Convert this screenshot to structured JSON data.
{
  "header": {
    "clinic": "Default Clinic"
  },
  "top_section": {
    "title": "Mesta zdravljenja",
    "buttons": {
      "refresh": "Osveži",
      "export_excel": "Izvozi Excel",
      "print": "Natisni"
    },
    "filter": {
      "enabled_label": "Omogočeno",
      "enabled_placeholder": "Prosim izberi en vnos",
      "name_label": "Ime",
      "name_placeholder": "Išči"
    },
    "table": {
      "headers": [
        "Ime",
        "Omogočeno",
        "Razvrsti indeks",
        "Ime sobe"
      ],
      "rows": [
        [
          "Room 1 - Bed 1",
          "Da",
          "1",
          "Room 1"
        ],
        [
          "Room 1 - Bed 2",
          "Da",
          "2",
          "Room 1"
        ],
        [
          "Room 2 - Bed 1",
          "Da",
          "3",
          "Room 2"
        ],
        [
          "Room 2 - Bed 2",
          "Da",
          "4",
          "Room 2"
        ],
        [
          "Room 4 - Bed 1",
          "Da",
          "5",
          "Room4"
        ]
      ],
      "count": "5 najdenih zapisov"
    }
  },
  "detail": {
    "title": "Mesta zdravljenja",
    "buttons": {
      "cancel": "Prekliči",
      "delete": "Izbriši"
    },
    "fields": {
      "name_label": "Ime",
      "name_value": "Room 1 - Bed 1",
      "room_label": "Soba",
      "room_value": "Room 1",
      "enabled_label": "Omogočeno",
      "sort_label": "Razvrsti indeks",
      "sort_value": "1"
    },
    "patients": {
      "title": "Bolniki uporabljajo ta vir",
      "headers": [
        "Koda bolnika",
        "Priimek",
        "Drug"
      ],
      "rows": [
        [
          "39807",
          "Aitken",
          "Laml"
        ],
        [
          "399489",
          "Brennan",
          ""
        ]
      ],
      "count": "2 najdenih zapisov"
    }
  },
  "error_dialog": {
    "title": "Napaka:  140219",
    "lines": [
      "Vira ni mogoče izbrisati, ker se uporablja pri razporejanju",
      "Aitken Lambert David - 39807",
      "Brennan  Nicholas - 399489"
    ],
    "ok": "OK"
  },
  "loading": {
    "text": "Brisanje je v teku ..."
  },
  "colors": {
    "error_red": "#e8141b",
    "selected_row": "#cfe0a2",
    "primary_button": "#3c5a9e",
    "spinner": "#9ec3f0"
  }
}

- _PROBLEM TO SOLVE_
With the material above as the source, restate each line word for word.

- _YOUR RESPONSE_
Convert this screenshot to structured JSON data.
{
  "header": {
    "clinic": "Default Clinic"
  },
  "top_section": {
    "title": "Mesta zdravljenja",
    "buttons": {
      "refresh": "Osveži",
      "export_excel": "Izvozi Excel",
      "print": "Natisni"
    },
    "filter": {
      "enabled_label": "Omogočeno",
      "enabled_placeholder": "Prosim izberi en vnos",
      "name_label": "Ime",
      "name_placeholder": "Išči"
    },
    "table": {
      "headers": [
        "Ime",
        "Omogočeno",
        "Razvrsti indeks",
        "Ime sobe"
      ],
      "rows": [
        [
          "Room 1 - Bed 1",
          "Da",
          "1",
          "Room 1"
        ],
        [
          "Room 1 - Bed 2",
          "Da",
          "2",
          "Room 1"
        ],
        [
          "Room 2 - Bed 1",
          "Da",
          "3",
          "Room 2"
        ],
        [
          "Room 2 - Bed 2",
          "Da",
          "4",
          "Room 2"
        ],
        [
          "Room 4 - Bed 1",
          "Da",
          "5",
          "Room4"
        ]
      ],
      "count": "5 najdenih zapisov"
    }
  },
  "detail": {
    "title": "Mesta zdravljenja",
    "buttons": {
      "cancel": "Prekliči",
      "delete": "Izbriši"
    },
    "fields": {
      "name_label": "Ime",
      "name_value": "Room 1 - Bed 1",
      "room_label": "Soba",
      "room_value": "Room 1",
      "enabled_label": "Omogočeno",
      "sort_label": "Razvrsti indeks",
      "sort_value": "1"
    },
    "patients": {
      "title": "Bolniki uporabljajo ta vir",
      "headers": [
        "Koda bolnika",
        "Priimek",
        "Drug"
      ],
      "rows": [
        [
          "39807",
          "Aitken",
          "Laml"
        ],
        [
          "399489",
          "Brennan",
          ""
        ]
      ],
      "count": "2 najdenih zapisov"
    }
  },
  "error_dialog": {
    "title": "Napaka:  140219",
    "lines": [
      "Vira ni mogoče izbrisati, ker se uporablja pri razporejanju",
      "Aitken Lambert David - 39807",
      "Brennan  Nicholas - 399489"
    ],
    "ok": "OK"
  },
  "loading": {
    "text": "Brisanje je v teku ..."
  },
  "colors": {
    "error_red": "#e8141b",
    "selected_row": "#cfe0a2",
    "primary_button": "#3c5a9e",
    "spinner": "#9ec3f0"
  }
}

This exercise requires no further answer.